You know what’s weird?
No one used to ask me the awkward questions because I was obviously awkward enough.
“Do you have a boyfriend?” Not once.
“When are you going to get married?” Nope.
Once, a near-family member said to me, “You know, getting married is something you should really think about doing,” in her gentle way. I wasn’t too upset because it was already being discussed and that woman is so kind. We were engaged a few weeks later. Because I didn’t mind it much, I always chose to assume that not being asked the awkward meant not only that no one cared, but also that they recognized how futile such pursuits seemed for me. In some ways, this unspoken arrangement suited me, as I’m pretty open about most things, but private about private things.
Today, strikingly, I ran across a blog post from a college acquaintance and fellow writer, Victoria Easter Wilson, entitled “Stop Asking Her When She’s Going to Have a Baby” and it hit home.
One of the strangest things about being married – within religiously conservative communities, at least – is that everyone knows your chaste days are over.

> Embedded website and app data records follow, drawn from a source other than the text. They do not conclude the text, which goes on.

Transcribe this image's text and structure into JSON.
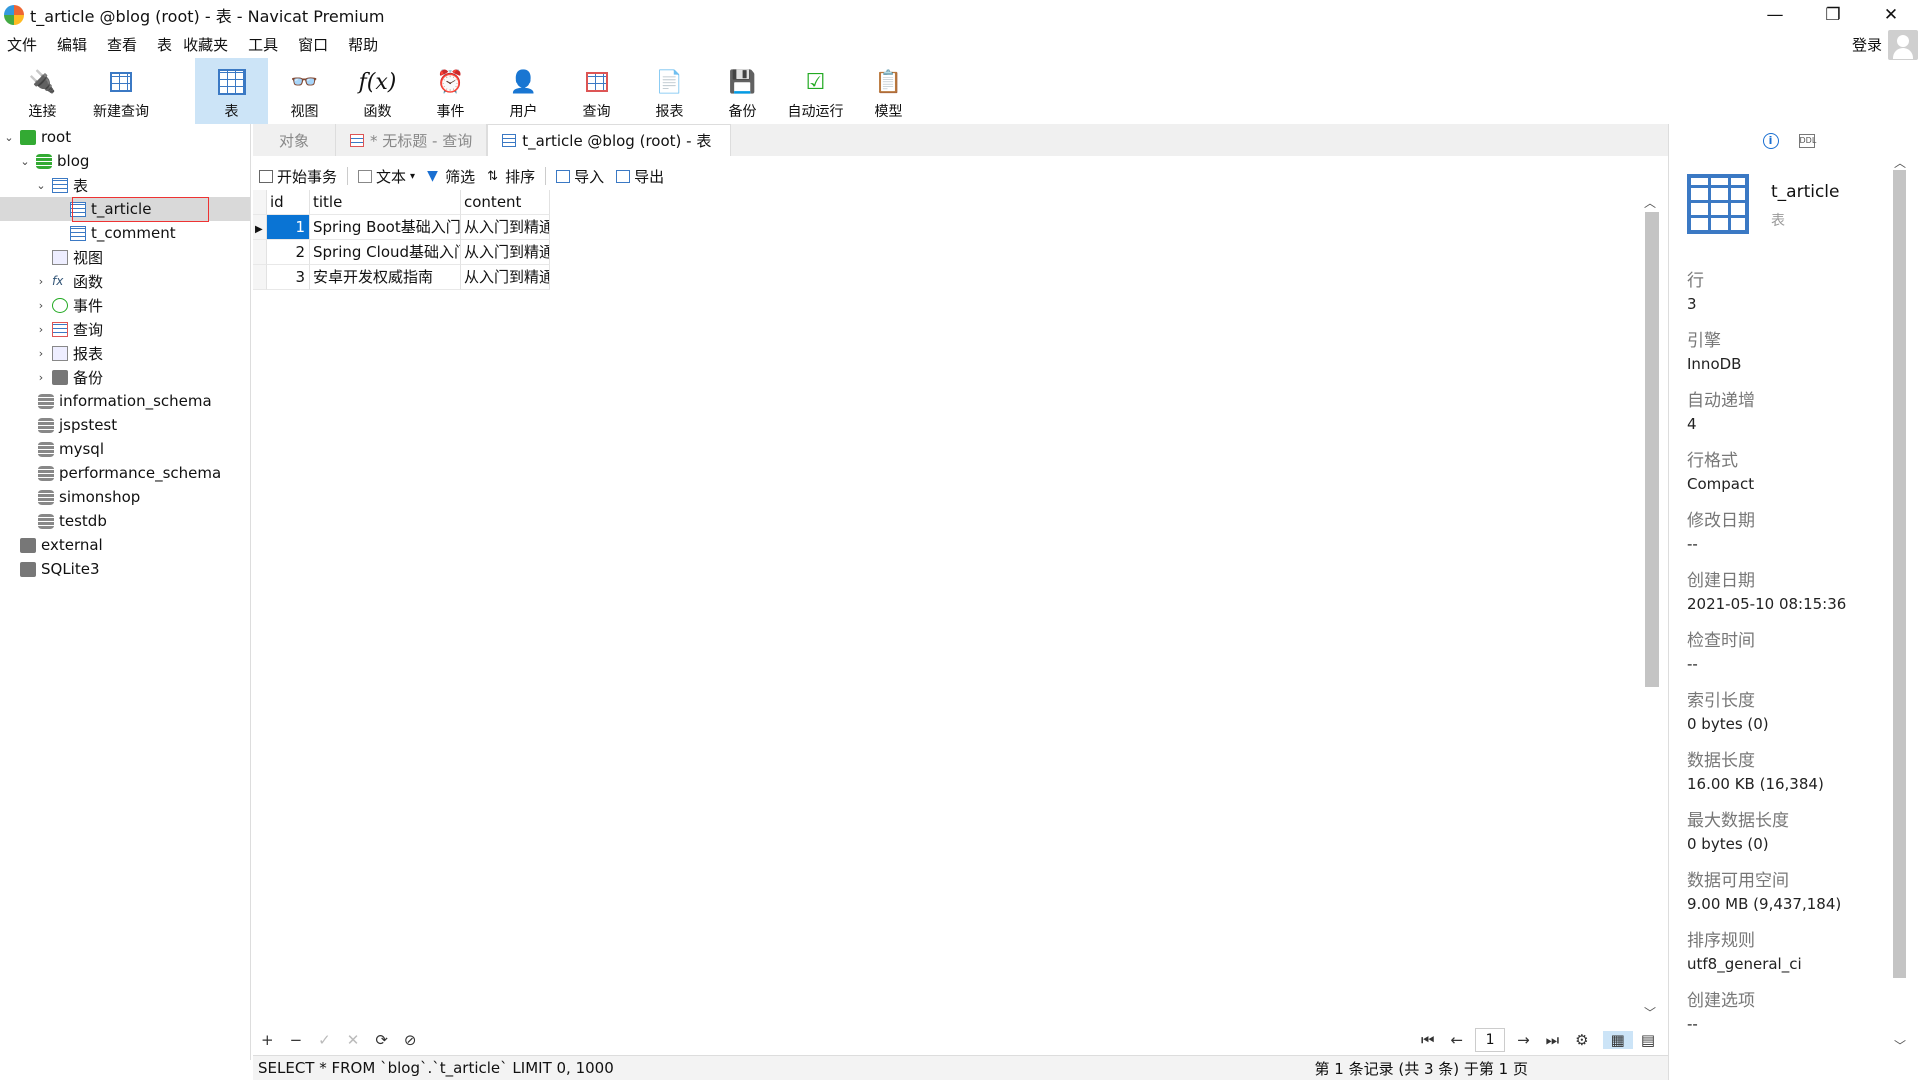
{
  "window": {
    "title": "t_article @blog (root) - 表 - Navicat Premium",
    "minimize": "—",
    "restore": "❐",
    "close": "✕"
  },
  "menu": {
    "items": [
      "文件",
      "编辑",
      "查看",
      "表",
      "收藏夹",
      "工具",
      "窗口",
      "帮助"
    ],
    "login": "登录"
  },
  "toolbar": {
    "items": [
      {
        "label": "连接",
        "icon": "connect-icon"
      },
      {
        "label": "新建查询",
        "icon": "new-query-icon"
      },
      {
        "label": "表",
        "icon": "table-icon",
        "active": true
      },
      {
        "label": "视图",
        "icon": "view-icon"
      },
      {
        "label": "函数",
        "icon": "function-icon"
      },
      {
        "label": "事件",
        "icon": "event-icon"
      },
      {
        "label": "用户",
        "icon": "user-icon"
      },
      {
        "label": "查询",
        "icon": "query-icon"
      },
      {
        "label": "报表",
        "icon": "report-icon"
      },
      {
        "label": "备份",
        "icon": "backup-icon"
      },
      {
        "label": "自动运行",
        "icon": "automation-icon"
      },
      {
        "label": "模型",
        "icon": "model-icon"
      }
    ]
  },
  "tree": {
    "root": "root",
    "blog": "blog",
    "tables": "表",
    "t_article": "t_article",
    "t_comment": "t_comment",
    "views": "视图",
    "functions": "函数",
    "events": "事件",
    "queries": "查询",
    "reports": "报表",
    "backups": "备份",
    "dbs": [
      "information_schema",
      "jspstest",
      "mysql",
      "performance_schema",
      "simonshop",
      "testdb"
    ],
    "external": "external",
    "sqlite": "SQLite3"
  },
  "tabs": {
    "objects": "对象",
    "untitled": "* 无标题 - 查询",
    "active": "t_article @blog (root) - 表"
  },
  "data_toolbar": {
    "begin_tx": "开始事务",
    "text": "文本",
    "filter": "筛选",
    "sort": "排序",
    "import": "导入",
    "export": "导出"
  },
  "grid": {
    "columns": [
      "id",
      "title",
      "content"
    ],
    "rows": [
      {
        "id": "1",
        "title": "Spring Boot基础入门",
        "content": "从入门到精通"
      },
      {
        "id": "2",
        "title": "Spring Cloud基础入门",
        "content": "从入门到精通"
      },
      {
        "id": "3",
        "title": "安卓开发权威指南",
        "content": "从入门到精通"
      }
    ]
  },
  "bottom": {
    "add": "+",
    "remove": "−",
    "apply": "✓",
    "cancel": "✕",
    "refresh": "⟳",
    "stop": "⊘",
    "first": "⏮",
    "prev": "←",
    "page": "1",
    "next": "→",
    "last": "⏭",
    "settings": "⚙"
  },
  "status": {
    "sql": "SELECT * FROM `blog`.`t_article` LIMIT 0, 1000",
    "records": "第 1 条记录 (共 3 条) 于第 1 页"
  },
  "info": {
    "name": "t_article",
    "type": "表",
    "props": [
      {
        "label": "行",
        "value": "3"
      },
      {
        "label": "引擎",
        "value": "InnoDB"
      },
      {
        "label": "自动递增",
        "value": "4"
      },
      {
        "label": "行格式",
        "value": "Compact"
      },
      {
        "label": "修改日期",
        "value": "--"
      },
      {
        "label": "创建日期",
        "value": "2021-05-10 08:15:36"
      },
      {
        "label": "检查时间",
        "value": "--"
      },
      {
        "label": "索引长度",
        "value": "0 bytes (0)"
      },
      {
        "label": "数据长度",
        "value": "16.00 KB (16,384)"
      },
      {
        "label": "最大数据长度",
        "value": "0 bytes (0)"
      },
      {
        "label": "数据可用空间",
        "value": "9.00 MB (9,437,184)"
      },
      {
        "label": "排序规则",
        "value": "utf8_general_ci"
      },
      {
        "label": "创建选项",
        "value": "--"
      }
    ]
  }
}
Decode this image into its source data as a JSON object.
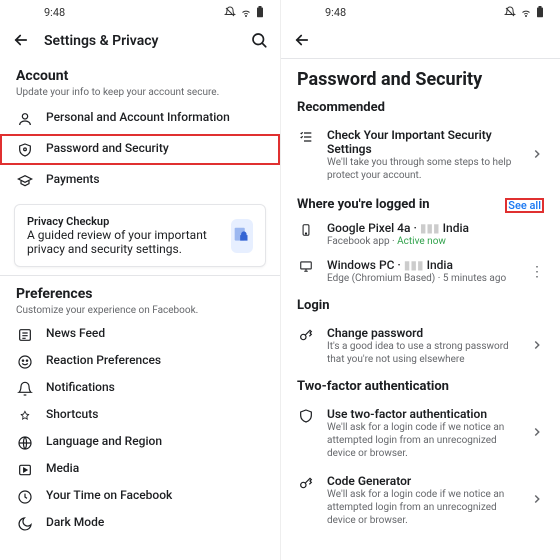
{
  "status": {
    "time": "9:48"
  },
  "left": {
    "appbar_title": "Settings & Privacy",
    "account": {
      "title": "Account",
      "sub": "Update your info to keep your account secure.",
      "items": [
        {
          "label": "Personal and Account Information"
        },
        {
          "label": "Password and Security"
        },
        {
          "label": "Payments"
        }
      ]
    },
    "privacy_card": {
      "title": "Privacy Checkup",
      "sub": "A guided review of your important privacy and security settings."
    },
    "preferences": {
      "title": "Preferences",
      "sub": "Customize your experience on Facebook.",
      "items": [
        {
          "label": "News Feed"
        },
        {
          "label": "Reaction Preferences"
        },
        {
          "label": "Notifications"
        },
        {
          "label": "Shortcuts"
        },
        {
          "label": "Language and Region"
        },
        {
          "label": "Media"
        },
        {
          "label": "Your Time on Facebook"
        },
        {
          "label": "Dark Mode"
        }
      ]
    }
  },
  "right": {
    "page_title": "Password and Security",
    "recommended": {
      "title": "Recommended",
      "item": {
        "label": "Check Your Important Security Settings",
        "sub": "We'll take you through some steps to help protect your account."
      }
    },
    "logged_in": {
      "title": "Where you're logged in",
      "see_all": "See all",
      "sessions": [
        {
          "title_a": "Google Pixel 4a · ",
          "title_b": " India",
          "sub_a": "Facebook app · ",
          "sub_b": "Active now"
        },
        {
          "title_a": "Windows PC · ",
          "title_b": " India",
          "sub": "Edge (Chromium Based) · 5 minutes ago"
        }
      ]
    },
    "login": {
      "title": "Login",
      "item": {
        "label": "Change password",
        "sub": "It's a good idea to use a strong password that you're not using elsewhere"
      }
    },
    "tfa": {
      "title": "Two-factor authentication",
      "items": [
        {
          "label": "Use two-factor authentication",
          "sub": "We'll ask for a login code if we notice an attempted login from an unrecognized device or browser."
        },
        {
          "label": "Code Generator",
          "sub": "We'll ask for a login code if we notice an attempted login from an unrecognized device or browser."
        }
      ]
    }
  }
}
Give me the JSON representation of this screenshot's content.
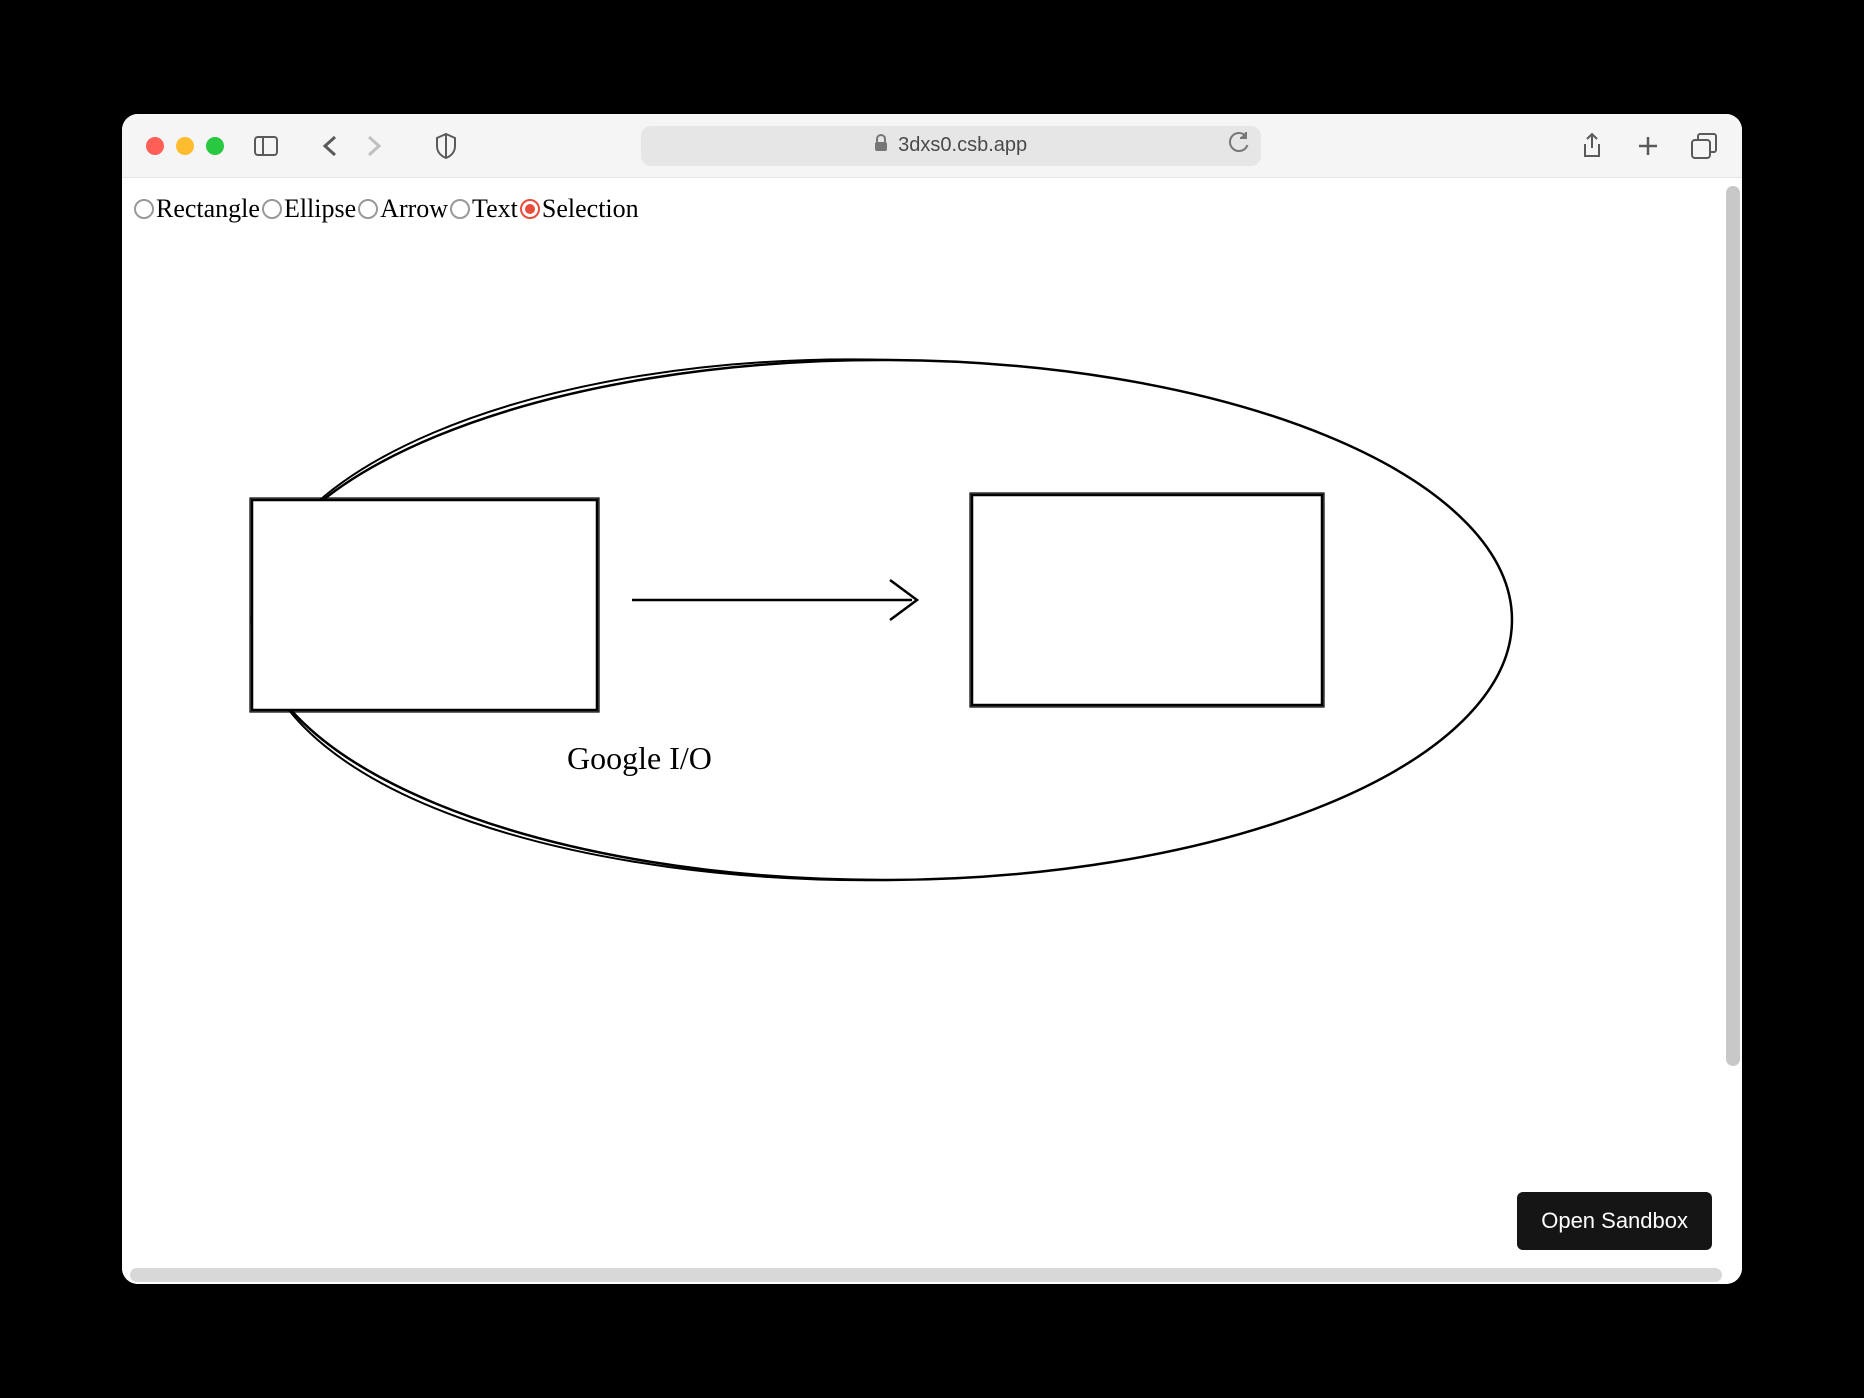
{
  "browser": {
    "url": "3dxs0.csb.app"
  },
  "toolbar": {
    "tools": [
      {
        "label": "Rectangle",
        "selected": false
      },
      {
        "label": "Ellipse",
        "selected": false
      },
      {
        "label": "Arrow",
        "selected": false
      },
      {
        "label": "Text",
        "selected": false
      },
      {
        "label": "Selection",
        "selected": true
      }
    ]
  },
  "canvas": {
    "text_label": "Google I/O"
  },
  "sandbox_button": "Open Sandbox"
}
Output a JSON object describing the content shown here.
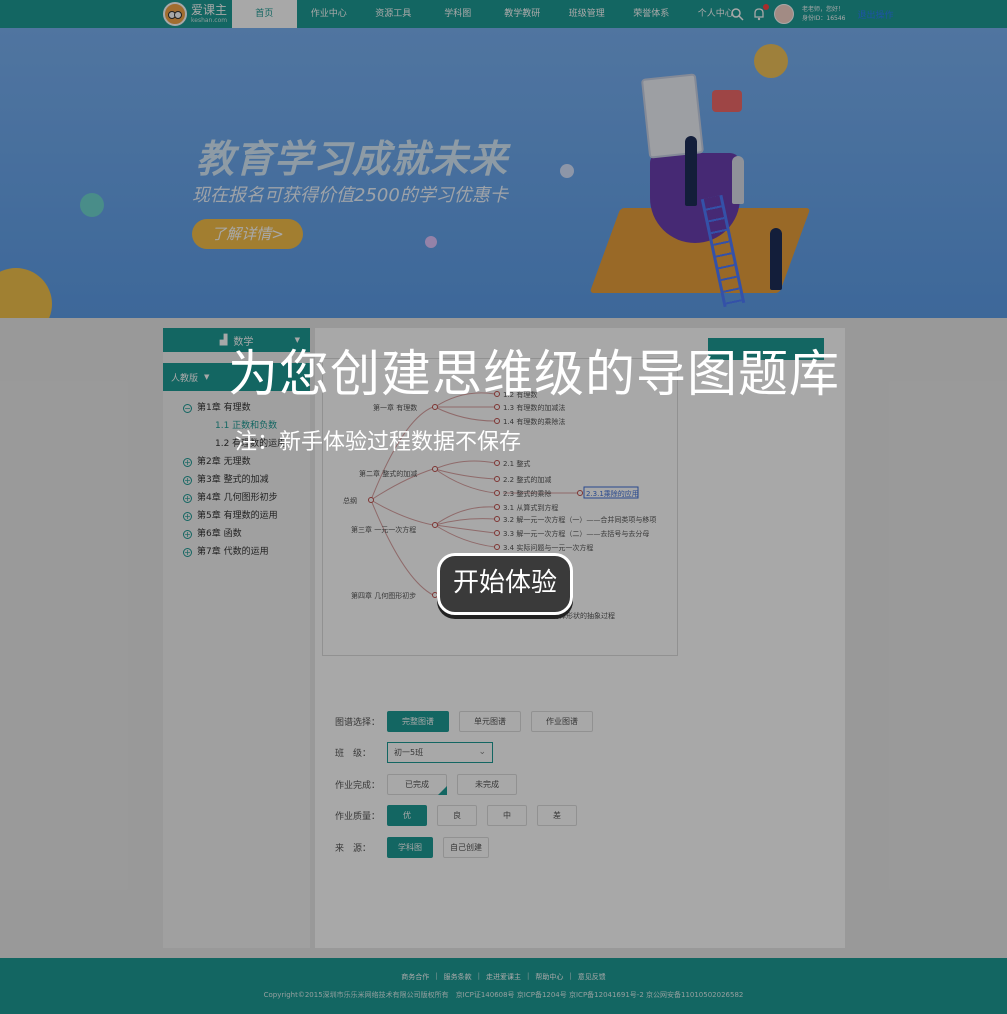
{
  "header": {
    "logo_main": "爱课主",
    "logo_sub": "keshan.com",
    "nav": [
      "首页",
      "作业中心",
      "资源工具",
      "学科图",
      "教学教研",
      "班级管理",
      "荣誉体系",
      "个人中心"
    ],
    "active_nav": "首页",
    "user_greeting": "老老师，您好！",
    "user_id": "身份ID：16546",
    "exit_label": "退出操作",
    "notification_count": "1"
  },
  "banner": {
    "title": "教育学习成就未来",
    "subtitle": "现在报名可获得价值2500的学习优惠卡",
    "button": "了解详情>"
  },
  "sidebar": {
    "subject": "数学",
    "edition": "人教版",
    "chapters": [
      {
        "label": "第1章  有理数",
        "expanded": true
      },
      {
        "label": "第2章  无理数"
      },
      {
        "label": "第3章  整式的加减"
      },
      {
        "label": "第4章  几何图形初步"
      },
      {
        "label": "第5章  有理数的运用"
      },
      {
        "label": "第6章  函数"
      },
      {
        "label": "第7章  代数的运用"
      }
    ],
    "sub_items": [
      "1.1  正数和负数",
      "1.2  有理数的运用"
    ]
  },
  "mindmap": {
    "root": "总纲",
    "branches": [
      "第一章 有理数",
      "第二章 整式的加减",
      "第三章 一元一次方程",
      "第四章 几何图形初步"
    ],
    "leaves": [
      "1.2 有理数",
      "1.3 有理数的加减法",
      "1.4 有理数的乘除法",
      "2.1 整式",
      "2.2 整式的加减",
      "2.3 整式的乘除",
      "2.3.1乘除的应用",
      "3.1 从算式到方程",
      "3.2 解一元一次方程（一）——合并同类项与移项",
      "3.3 解一元一次方程（二）——去括号与去分母",
      "3.4 实际问题与一元一次方程",
      "从不同方向看几何体形状的抽象过程"
    ]
  },
  "filters": {
    "map_label": "图谱选择：",
    "map_options": [
      "完整图谱",
      "单元图谱",
      "作业图谱"
    ],
    "class_label": "班　级：",
    "class_value": "初一5班",
    "done_label": "作业完成：",
    "done_options": [
      "已完成",
      "未完成"
    ],
    "quality_label": "作业质量：",
    "quality_options": [
      "优",
      "良",
      "中",
      "差"
    ],
    "source_label": "来　源：",
    "source_options": [
      "学科图",
      "自己创建"
    ]
  },
  "footer": {
    "links": [
      "商务合作",
      "服务条款",
      "走进爱课主",
      "帮助中心",
      "意见反馈"
    ],
    "copyright": "Copyright©2015深圳市乐乐米网络技术有限公司版权所有　京ICP证140608号 京ICP备1204号 京ICP备12041691号-2 京公网安备11010502026582"
  },
  "overlay": {
    "title": "为您创建思维级的导图题库",
    "note": "注：新手体验过程数据不保存",
    "start": "开始体验"
  },
  "colors": {
    "primary": "#1e9b95",
    "banner": "#6aa7ee",
    "accent": "#f6c04a"
  }
}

Because they couldn’t possibly have been before, right? Okay, that’s not the point here.
Everyone I encounter now knows – whether from my wedding band or by word of mouth – that I’m definitely involved in activities that lead to babies, which, in and of itself is awkward enough.
When Tom and I decided to get married nine months before our wedding, I knew people would assume I was pregnant. I accepted it. We moved on and figured that, come our August wedding, everyone would be satisfied to not see our imaginary baby in attendance and everything would be peachy keen. I figured we had a while before people started asking the next awkward question in our lives.
Then, the night of our rehearsal, my favorite uncle asked, “When are you going to have kids?”
“We’re not taking requests.”
I didn’t miss a beat! The perfect blend of Godfrey sarcasm, my signature annoyed tone, and a pop-cultural twist to make it easier to swallow, all wrapped up with a smile and a dry chuckle made him and my favorite aunt – who are both really more like much older siblings to me – laugh and carry on the conversation. I managed to duck the awkwardness because of love. Still, I didn’t need to be asked that.
We were asked again this past week. And, though it doesn’t really bother me, provided one or both of us knows the person well or if the inquisitor is teasing, it’s a loaded question and I despise that it’s something that I even need to dread or expect.
Having a child is a major decision made behind closed doors because it’s no one’s business but the couple’s and it’s an intimate detail that pertains to a couple’s sex life.
My therapist once explained anxiety issues to me pretty simply – we get anxious not necessarily because of what’s happening in the moment we feel anxiety, but because things we experience in the moment have the power to make us recall a moment in the past which is rife with emotional turmoil.
Now, I’m not saying that asking a couple, “When are you going to have a baaaaaaaby” (Yes, that’s the way people say it.), is going to bring up emotional turmoil for everyone, but it very well could for some couples. For others, it may simply remind them of their conversations on the topic, the socially unaccepted decision to be child-free, their doubts about becoming parents, monetary struggles, past abortions, bad decisions of their own parents, losing children, arguments about when and who’s ready and who’s not, that they’re in their first trimester and not telling anyone in the event something goes awry, fertility frustrations, family history of miscarriage, and about four billion other things.
So, unless you’re comfortable asking a woman, “Are you on the rag this week?” or a man, “So, have you pulled the goalie?” I want you to realize that asking about a couple’s plans (or lack thereof) for procreation is just as crass and even more invasive.
I’d like to add that I think all of a people’s major life decisions ought to be approached delicately, if not avoided entirely. “Why don’t you just buy a house?” “Why do you still have that car?” “Why haven’t you moved somewhere better?” “How can you afford that?” People have their reasons and unless you’re making your question entirely free of judgement and you know the person well, you’re probably just making the person uncomfortable. Leave them alone. Reminding them that they can’t do something or are waiting until they’re more ready is annoying.
Talk about interests, doings, pets, books, television, cinema, theater, art, travel, recreation, religion, politics, or weather. Stop being nosy. When people don’t mind your knowing, they’ll tell you. Keep your nose in your own business and things will go better for us all!